Items from an interface collection
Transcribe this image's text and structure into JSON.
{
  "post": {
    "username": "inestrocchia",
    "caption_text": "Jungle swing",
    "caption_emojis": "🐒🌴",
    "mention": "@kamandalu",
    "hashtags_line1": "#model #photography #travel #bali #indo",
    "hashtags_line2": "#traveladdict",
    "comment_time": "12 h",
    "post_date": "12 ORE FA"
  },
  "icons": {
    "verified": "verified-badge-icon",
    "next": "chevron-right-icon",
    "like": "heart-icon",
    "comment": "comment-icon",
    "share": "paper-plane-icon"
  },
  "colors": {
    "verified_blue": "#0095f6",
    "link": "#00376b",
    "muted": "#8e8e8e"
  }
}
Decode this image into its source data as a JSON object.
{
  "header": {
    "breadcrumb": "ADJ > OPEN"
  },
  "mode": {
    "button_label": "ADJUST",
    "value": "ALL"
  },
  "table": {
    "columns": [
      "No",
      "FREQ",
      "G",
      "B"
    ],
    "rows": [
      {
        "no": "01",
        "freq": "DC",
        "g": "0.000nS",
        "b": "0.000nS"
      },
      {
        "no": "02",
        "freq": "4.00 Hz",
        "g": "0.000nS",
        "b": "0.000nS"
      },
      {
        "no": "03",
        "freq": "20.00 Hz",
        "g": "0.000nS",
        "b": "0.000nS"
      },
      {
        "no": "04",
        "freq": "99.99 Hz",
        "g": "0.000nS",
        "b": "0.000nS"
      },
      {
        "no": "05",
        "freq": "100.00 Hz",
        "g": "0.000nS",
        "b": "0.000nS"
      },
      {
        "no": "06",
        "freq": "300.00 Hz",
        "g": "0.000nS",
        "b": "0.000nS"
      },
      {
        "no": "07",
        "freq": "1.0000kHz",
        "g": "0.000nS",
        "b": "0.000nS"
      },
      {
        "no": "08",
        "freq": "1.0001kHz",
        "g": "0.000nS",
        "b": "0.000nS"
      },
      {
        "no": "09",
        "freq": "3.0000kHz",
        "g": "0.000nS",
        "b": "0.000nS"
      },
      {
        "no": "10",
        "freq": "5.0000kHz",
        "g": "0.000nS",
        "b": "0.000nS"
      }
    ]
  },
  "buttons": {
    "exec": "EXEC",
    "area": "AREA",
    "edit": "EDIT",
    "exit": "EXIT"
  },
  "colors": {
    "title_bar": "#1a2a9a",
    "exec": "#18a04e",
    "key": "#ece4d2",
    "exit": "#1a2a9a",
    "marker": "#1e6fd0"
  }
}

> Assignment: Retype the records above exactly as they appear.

> Solution:
Transcribe this image's text and structure into JSON.
{
  "post": {
    "username": "inestrocchia",
    "caption_text": "Jungle swing",
    "caption_emojis": "🐒🌴",
    "mention": "@kamandalu",
    "hashtags_line1": "#model #photography #travel #bali #indo",
    "hashtags_line2": "#traveladdict",
    "comment_time": "12 h",
    "post_date": "12 ORE FA"
  },
  "icons": {
    "verified": "verified-badge-icon",
    "next": "chevron-right-icon",
    "like": "heart-icon",
    "comment": "comment-icon",
    "share": "paper-plane-icon"
  },
  "colors": {
    "verified_blue": "#0095f6",
    "link": "#00376b",
    "muted": "#8e8e8e"
  }
}
Decode this image into its source data as a JSON object.
{
  "header": {
    "breadcrumb": "ADJ > OPEN"
  },
  "mode": {
    "button_label": "ADJUST",
    "value": "ALL"
  },
  "table": {
    "columns": [
      "No",
      "FREQ",
      "G",
      "B"
    ],
    "rows": [
      {
        "no": "01",
        "freq": "DC",
        "g": "0.000nS",
        "b": "0.000nS"
      },
      {
        "no": "02",
        "freq": "4.00 Hz",
        "g": "0.000nS",
        "b": "0.000nS"
      },
      {
        "no": "03",
        "freq": "20.00 Hz",
        "g": "0.000nS",
        "b": "0.000nS"
      },
      {
        "no": "04",
        "freq": "99.99 Hz",
        "g": "0.000nS",
        "b": "0.000nS"
      },
      {
        "no": "05",
        "freq": "100.00 Hz",
        "g": "0.000nS",
        "b": "0.000nS"
      },
      {
        "no": "06",
        "freq": "300.00 Hz",
        "g": "0.000nS",
        "b": "0.000nS"
      },
      {
        "no": "07",
        "freq": "1.0000kHz",
        "g": "0.000nS",
        "b": "0.000nS"
      },
      {
        "no": "08",
        "freq": "1.0001kHz",
        "g": "0.000nS",
        "b": "0.000nS"
      },
      {
        "no": "09",
        "freq": "3.0000kHz",
        "g": "0.000nS",
        "b": "0.000nS"
      },
      {
        "no": "10",
        "freq": "5.0000kHz",
        "g": "0.000nS",
        "b": "0.000nS"
      }
    ]
  },
  "buttons": {
    "exec": "EXEC",
    "area": "AREA",
    "edit": "EDIT",
    "exit": "EXIT"
  },
  "colors": {
    "title_bar": "#1a2a9a",
    "exec": "#18a04e",
    "key": "#ece4d2",
    "exit": "#1a2a9a",
    "marker": "#1e6fd0"
  }
}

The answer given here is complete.